EXERCISE INSTRUCTIONS -> Write out the full set of records exactly. Any pictures in them do not belong in the copy.

SUPPLIED MATERIAL ->
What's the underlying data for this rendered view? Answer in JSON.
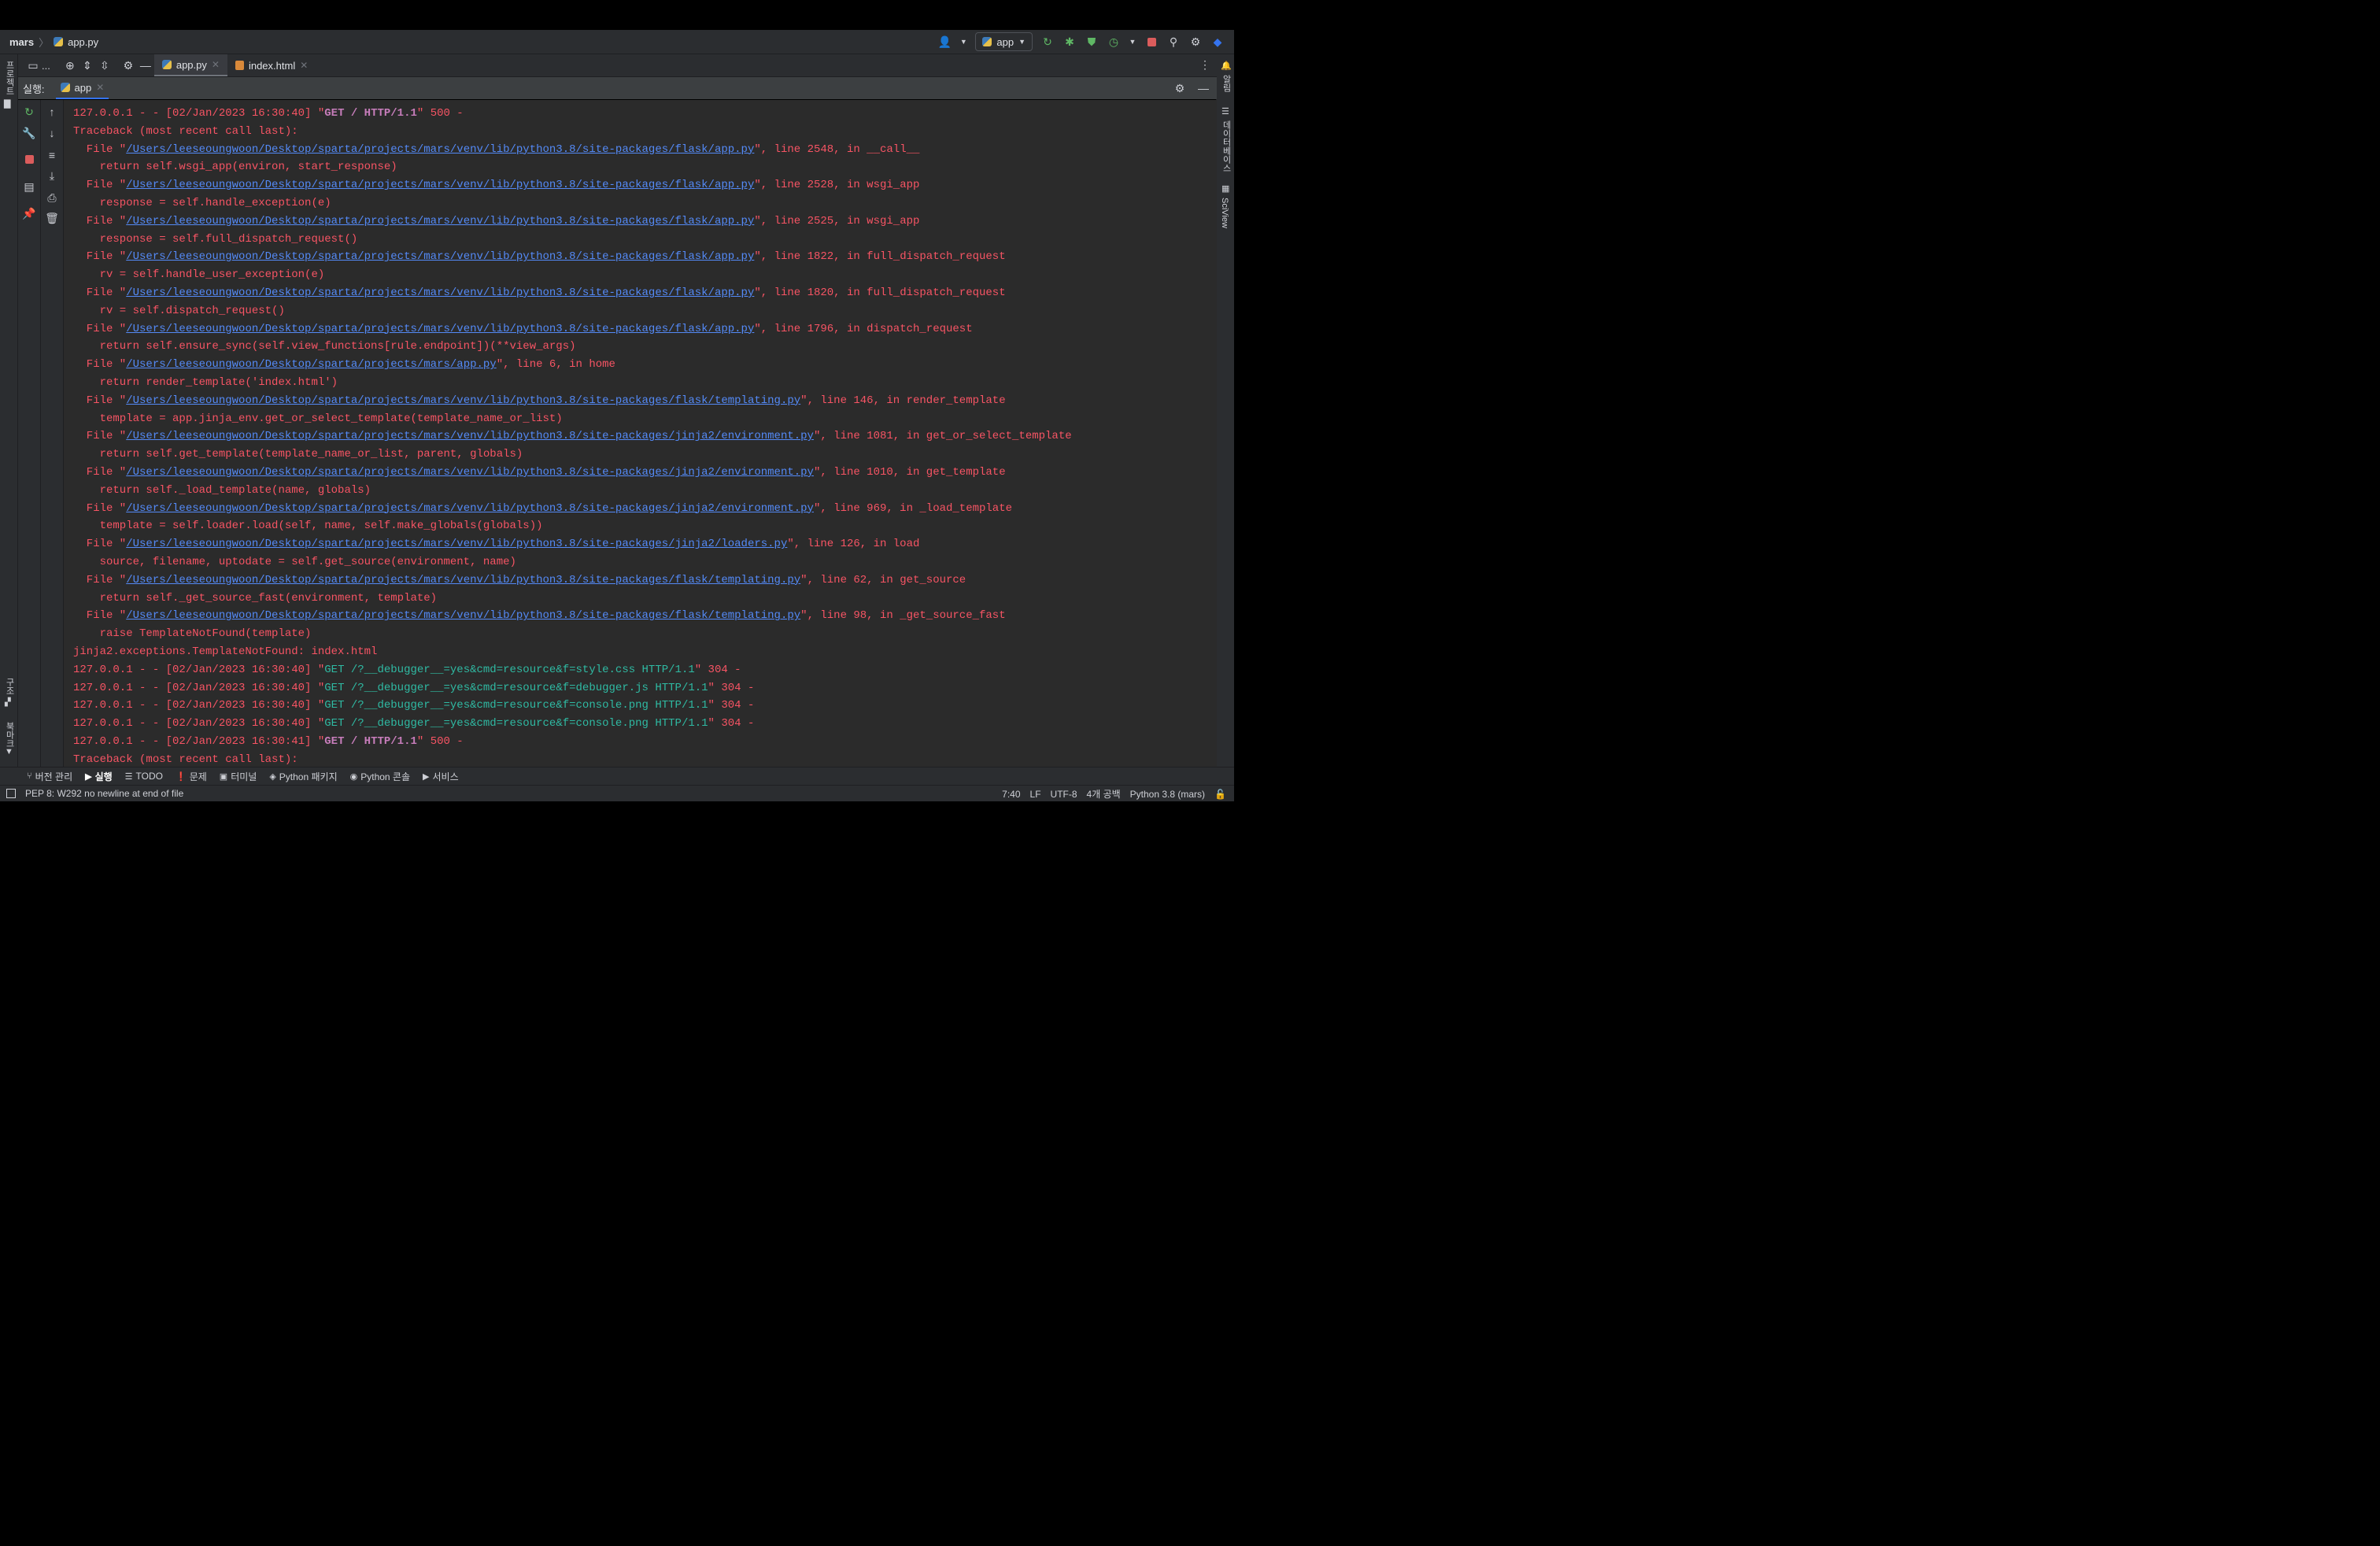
{
  "breadcrumb": {
    "project": "mars",
    "file": "app.py"
  },
  "run_config": {
    "name": "app"
  },
  "editor_tabs": [
    {
      "label": "app.py"
    },
    {
      "label": "index.html"
    }
  ],
  "tabbar_more": "...",
  "run_panel": {
    "label": "실행:",
    "tab": "app"
  },
  "left_stripe": {
    "project": "프로젝트",
    "structure": "구조",
    "bookmarks": "북마크"
  },
  "right_stripe": {
    "notifications": "알림",
    "database": "데이터베이스",
    "sciview": "SciView"
  },
  "console_lines": [
    {
      "type": "log",
      "pre": "127.0.0.1 - - [02/Jan/2023 16:30:40] \"",
      "req": "GET / HTTP/1.1",
      "post": "\" 500 -"
    },
    {
      "type": "text",
      "text": "Traceback (most recent call last):"
    },
    {
      "type": "file",
      "pre": "  File \"",
      "link": "/Users/leeseoungwoon/Desktop/sparta/projects/mars/venv/lib/python3.8/site-packages/flask/app.py",
      "post": "\", line 2548, in __call__"
    },
    {
      "type": "text",
      "text": "    return self.wsgi_app(environ, start_response)"
    },
    {
      "type": "file",
      "pre": "  File \"",
      "link": "/Users/leeseoungwoon/Desktop/sparta/projects/mars/venv/lib/python3.8/site-packages/flask/app.py",
      "post": "\", line 2528, in wsgi_app"
    },
    {
      "type": "text",
      "text": "    response = self.handle_exception(e)"
    },
    {
      "type": "file",
      "pre": "  File \"",
      "link": "/Users/leeseoungwoon/Desktop/sparta/projects/mars/venv/lib/python3.8/site-packages/flask/app.py",
      "post": "\", line 2525, in wsgi_app"
    },
    {
      "type": "text",
      "text": "    response = self.full_dispatch_request()"
    },
    {
      "type": "file",
      "pre": "  File \"",
      "link": "/Users/leeseoungwoon/Desktop/sparta/projects/mars/venv/lib/python3.8/site-packages/flask/app.py",
      "post": "\", line 1822, in full_dispatch_request"
    },
    {
      "type": "text",
      "text": "    rv = self.handle_user_exception(e)"
    },
    {
      "type": "file",
      "pre": "  File \"",
      "link": "/Users/leeseoungwoon/Desktop/sparta/projects/mars/venv/lib/python3.8/site-packages/flask/app.py",
      "post": "\", line 1820, in full_dispatch_request"
    },
    {
      "type": "text",
      "text": "    rv = self.dispatch_request()"
    },
    {
      "type": "file",
      "pre": "  File \"",
      "link": "/Users/leeseoungwoon/Desktop/sparta/projects/mars/venv/lib/python3.8/site-packages/flask/app.py",
      "post": "\", line 1796, in dispatch_request"
    },
    {
      "type": "text",
      "text": "    return self.ensure_sync(self.view_functions[rule.endpoint])(**view_args)"
    },
    {
      "type": "file",
      "pre": "  File \"",
      "link": "/Users/leeseoungwoon/Desktop/sparta/projects/mars/app.py",
      "post": "\", line 6, in home"
    },
    {
      "type": "text",
      "text": "    return render_template('index.html')"
    },
    {
      "type": "file",
      "pre": "  File \"",
      "link": "/Users/leeseoungwoon/Desktop/sparta/projects/mars/venv/lib/python3.8/site-packages/flask/templating.py",
      "post": "\", line 146, in render_template"
    },
    {
      "type": "text",
      "text": "    template = app.jinja_env.get_or_select_template(template_name_or_list)"
    },
    {
      "type": "file",
      "pre": "  File \"",
      "link": "/Users/leeseoungwoon/Desktop/sparta/projects/mars/venv/lib/python3.8/site-packages/jinja2/environment.py",
      "post": "\", line 1081, in get_or_select_template"
    },
    {
      "type": "text",
      "text": "    return self.get_template(template_name_or_list, parent, globals)"
    },
    {
      "type": "file",
      "pre": "  File \"",
      "link": "/Users/leeseoungwoon/Desktop/sparta/projects/mars/venv/lib/python3.8/site-packages/jinja2/environment.py",
      "post": "\", line 1010, in get_template"
    },
    {
      "type": "text",
      "text": "    return self._load_template(name, globals)"
    },
    {
      "type": "file",
      "pre": "  File \"",
      "link": "/Users/leeseoungwoon/Desktop/sparta/projects/mars/venv/lib/python3.8/site-packages/jinja2/environment.py",
      "post": "\", line 969, in _load_template"
    },
    {
      "type": "text",
      "text": "    template = self.loader.load(self, name, self.make_globals(globals))"
    },
    {
      "type": "file",
      "pre": "  File \"",
      "link": "/Users/leeseoungwoon/Desktop/sparta/projects/mars/venv/lib/python3.8/site-packages/jinja2/loaders.py",
      "post": "\", line 126, in load"
    },
    {
      "type": "text",
      "text": "    source, filename, uptodate = self.get_source(environment, name)"
    },
    {
      "type": "file",
      "pre": "  File \"",
      "link": "/Users/leeseoungwoon/Desktop/sparta/projects/mars/venv/lib/python3.8/site-packages/flask/templating.py",
      "post": "\", line 62, in get_source"
    },
    {
      "type": "text",
      "text": "    return self._get_source_fast(environment, template)"
    },
    {
      "type": "file",
      "pre": "  File \"",
      "link": "/Users/leeseoungwoon/Desktop/sparta/projects/mars/venv/lib/python3.8/site-packages/flask/templating.py",
      "post": "\", line 98, in _get_source_fast"
    },
    {
      "type": "text",
      "text": "    raise TemplateNotFound(template)"
    },
    {
      "type": "text",
      "text": "jinja2.exceptions.TemplateNotFound: index.html"
    },
    {
      "type": "log304",
      "pre": "127.0.0.1 - - [02/Jan/2023 16:30:40] \"",
      "req": "GET /?__debugger__=yes&cmd=resource&f=style.css HTTP/1.1",
      "post": "\" 304 -"
    },
    {
      "type": "log304",
      "pre": "127.0.0.1 - - [02/Jan/2023 16:30:40] \"",
      "req": "GET /?__debugger__=yes&cmd=resource&f=debugger.js HTTP/1.1",
      "post": "\" 304 -"
    },
    {
      "type": "log304",
      "pre": "127.0.0.1 - - [02/Jan/2023 16:30:40] \"",
      "req": "GET /?__debugger__=yes&cmd=resource&f=console.png HTTP/1.1",
      "post": "\" 304 -"
    },
    {
      "type": "log304",
      "pre": "127.0.0.1 - - [02/Jan/2023 16:30:40] \"",
      "req": "GET /?__debugger__=yes&cmd=resource&f=console.png HTTP/1.1",
      "post": "\" 304 -"
    },
    {
      "type": "log",
      "pre": "127.0.0.1 - - [02/Jan/2023 16:30:41] \"",
      "req": "GET / HTTP/1.1",
      "post": "\" 500 -"
    },
    {
      "type": "text",
      "text": "Traceback (most recent call last):"
    }
  ],
  "bottom_tools": [
    {
      "label": "버전 관리",
      "icon": "branch-icon",
      "glyph": "⑂"
    },
    {
      "label": "실행",
      "icon": "run-icon",
      "glyph": "▶",
      "active": true
    },
    {
      "label": "TODO",
      "icon": "list-icon",
      "glyph": "☰"
    },
    {
      "label": "문제",
      "icon": "problems-icon",
      "glyph": "❗"
    },
    {
      "label": "터미널",
      "icon": "terminal-icon",
      "glyph": "▣"
    },
    {
      "label": "Python 패키지",
      "icon": "layers-icon",
      "glyph": "◈"
    },
    {
      "label": "Python 콘솔",
      "icon": "python-icon",
      "glyph": "◉"
    },
    {
      "label": "서비스",
      "icon": "services-icon",
      "glyph": "▶"
    }
  ],
  "status": {
    "message": "PEP 8: W292 no newline at end of file",
    "position": "7:40",
    "line_ending": "LF",
    "encoding": "UTF-8",
    "indent": "4개 공백",
    "interpreter": "Python 3.8 (mars)"
  },
  "colors": {
    "console_bg": "#2b2b2b",
    "error_text": "#f75464",
    "link": "#548af7",
    "request_500": "#c77dbb",
    "request_304": "#2fbaa3"
  }
}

ANSWER FOR THE TASK ->
What's the underlying data for this rendered view? Answer in JSON.
{
  "breadcrumb": {
    "project": "mars",
    "file": "app.py"
  },
  "run_config": {
    "name": "app"
  },
  "editor_tabs": [
    {
      "label": "app.py"
    },
    {
      "label": "index.html"
    }
  ],
  "tabbar_more": "...",
  "run_panel": {
    "label": "실행:",
    "tab": "app"
  },
  "left_stripe": {
    "project": "프로젝트",
    "structure": "구조",
    "bookmarks": "북마크"
  },
  "right_stripe": {
    "notifications": "알림",
    "database": "데이터베이스",
    "sciview": "SciView"
  },
  "console_lines": [
    {
      "type": "log",
      "pre": "127.0.0.1 - - [02/Jan/2023 16:30:40] \"",
      "req": "GET / HTTP/1.1",
      "post": "\" 500 -"
    },
    {
      "type": "text",
      "text": "Traceback (most recent call last):"
    },
    {
      "type": "file",
      "pre": "  File \"",
      "link": "/Users/leeseoungwoon/Desktop/sparta/projects/mars/venv/lib/python3.8/site-packages/flask/app.py",
      "post": "\", line 2548, in __call__"
    },
    {
      "type": "text",
      "text": "    return self.wsgi_app(environ, start_response)"
    },
    {
      "type": "file",
      "pre": "  File \"",
      "link": "/Users/leeseoungwoon/Desktop/sparta/projects/mars/venv/lib/python3.8/site-packages/flask/app.py",
      "post": "\", line 2528, in wsgi_app"
    },
    {
      "type": "text",
      "text": "    response = self.handle_exception(e)"
    },
    {
      "type": "file",
      "pre": "  File \"",
      "link": "/Users/leeseoungwoon/Desktop/sparta/projects/mars/venv/lib/python3.8/site-packages/flask/app.py",
      "post": "\", line 2525, in wsgi_app"
    },
    {
      "type": "text",
      "text": "    response = self.full_dispatch_request()"
    },
    {
      "type": "file",
      "pre": "  File \"",
      "link": "/Users/leeseoungwoon/Desktop/sparta/projects/mars/venv/lib/python3.8/site-packages/flask/app.py",
      "post": "\", line 1822, in full_dispatch_request"
    },
    {
      "type": "text",
      "text": "    rv = self.handle_user_exception(e)"
    },
    {
      "type": "file",
      "pre": "  File \"",
      "link": "/Users/leeseoungwoon/Desktop/sparta/projects/mars/venv/lib/python3.8/site-packages/flask/app.py",
      "post": "\", line 1820, in full_dispatch_request"
    },
    {
      "type": "text",
      "text": "    rv = self.dispatch_request()"
    },
    {
      "type": "file",
      "pre": "  File \"",
      "link": "/Users/leeseoungwoon/Desktop/sparta/projects/mars/venv/lib/python3.8/site-packages/flask/app.py",
      "post": "\", line 1796, in dispatch_request"
    },
    {
      "type": "text",
      "text": "    return self.ensure_sync(self.view_functions[rule.endpoint])(**view_args)"
    },
    {
      "type": "file",
      "pre": "  File \"",
      "link": "/Users/leeseoungwoon/Desktop/sparta/projects/mars/app.py",
      "post": "\", line 6, in home"
    },
    {
      "type": "text",
      "text": "    return render_template('index.html')"
    },
    {
      "type": "file",
      "pre": "  File \"",
      "link": "/Users/leeseoungwoon/Desktop/sparta/projects/mars/venv/lib/python3.8/site-packages/flask/templating.py",
      "post": "\", line 146, in render_template"
    },
    {
      "type": "text",
      "text": "    template = app.jinja_env.get_or_select_template(template_name_or_list)"
    },
    {
      "type": "file",
      "pre": "  File \"",
      "link": "/Users/leeseoungwoon/Desktop/sparta/projects/mars/venv/lib/python3.8/site-packages/jinja2/environment.py",
      "post": "\", line 1081, in get_or_select_template"
    },
    {
      "type": "text",
      "text": "    return self.get_template(template_name_or_list, parent, globals)"
    },
    {
      "type": "file",
      "pre": "  File \"",
      "link": "/Users/leeseoungwoon/Desktop/sparta/projects/mars/venv/lib/python3.8/site-packages/jinja2/environment.py",
      "post": "\", line 1010, in get_template"
    },
    {
      "type": "text",
      "text": "    return self._load_template(name, globals)"
    },
    {
      "type": "file",
      "pre": "  File \"",
      "link": "/Users/leeseoungwoon/Desktop/sparta/projects/mars/venv/lib/python3.8/site-packages/jinja2/environment.py",
      "post": "\", line 969, in _load_template"
    },
    {
      "type": "text",
      "text": "    template = self.loader.load(self, name, self.make_globals(globals))"
    },
    {
      "type": "file",
      "pre": "  File \"",
      "link": "/Users/leeseoungwoon/Desktop/sparta/projects/mars/venv/lib/python3.8/site-packages/jinja2/loaders.py",
      "post": "\", line 126, in load"
    },
    {
      "type": "text",
      "text": "    source, filename, uptodate = self.get_source(environment, name)"
    },
    {
      "type": "file",
      "pre": "  File \"",
      "link": "/Users/leeseoungwoon/Desktop/sparta/projects/mars/venv/lib/python3.8/site-packages/flask/templating.py",
      "post": "\", line 62, in get_source"
    },
    {
      "type": "text",
      "text": "    return self._get_source_fast(environment, template)"
    },
    {
      "type": "file",
      "pre": "  File \"",
      "link": "/Users/leeseoungwoon/Desktop/sparta/projects/mars/venv/lib/python3.8/site-packages/flask/templating.py",
      "post": "\", line 98, in _get_source_fast"
    },
    {
      "type": "text",
      "text": "    raise TemplateNotFound(template)"
    },
    {
      "type": "text",
      "text": "jinja2.exceptions.TemplateNotFound: index.html"
    },
    {
      "type": "log304",
      "pre": "127.0.0.1 - - [02/Jan/2023 16:30:40] \"",
      "req": "GET /?__debugger__=yes&cmd=resource&f=style.css HTTP/1.1",
      "post": "\" 304 -"
    },
    {
      "type": "log304",
      "pre": "127.0.0.1 - - [02/Jan/2023 16:30:40] \"",
      "req": "GET /?__debugger__=yes&cmd=resource&f=debugger.js HTTP/1.1",
      "post": "\" 304 -"
    },
    {
      "type": "log304",
      "pre": "127.0.0.1 - - [02/Jan/2023 16:30:40] \"",
      "req": "GET /?__debugger__=yes&cmd=resource&f=console.png HTTP/1.1",
      "post": "\" 304 -"
    },
    {
      "type": "log304",
      "pre": "127.0.0.1 - - [02/Jan/2023 16:30:40] \"",
      "req": "GET /?__debugger__=yes&cmd=resource&f=console.png HTTP/1.1",
      "post": "\" 304 -"
    },
    {
      "type": "log",
      "pre": "127.0.0.1 - - [02/Jan/2023 16:30:41] \"",
      "req": "GET / HTTP/1.1",
      "post": "\" 500 -"
    },
    {
      "type": "text",
      "text": "Traceback (most recent call last):"
    }
  ],
  "bottom_tools": [
    {
      "label": "버전 관리",
      "icon": "branch-icon",
      "glyph": "⑂"
    },
    {
      "label": "실행",
      "icon": "run-icon",
      "glyph": "▶",
      "active": true
    },
    {
      "label": "TODO",
      "icon": "list-icon",
      "glyph": "☰"
    },
    {
      "label": "문제",
      "icon": "problems-icon",
      "glyph": "❗"
    },
    {
      "label": "터미널",
      "icon": "terminal-icon",
      "glyph": "▣"
    },
    {
      "label": "Python 패키지",
      "icon": "layers-icon",
      "glyph": "◈"
    },
    {
      "label": "Python 콘솔",
      "icon": "python-icon",
      "glyph": "◉"
    },
    {
      "label": "서비스",
      "icon": "services-icon",
      "glyph": "▶"
    }
  ],
  "status": {
    "message": "PEP 8: W292 no newline at end of file",
    "position": "7:40",
    "line_ending": "LF",
    "encoding": "UTF-8",
    "indent": "4개 공백",
    "interpreter": "Python 3.8 (mars)"
  },
  "colors": {
    "console_bg": "#2b2b2b",
    "error_text": "#f75464",
    "link": "#548af7",
    "request_500": "#c77dbb",
    "request_304": "#2fbaa3"
  }
}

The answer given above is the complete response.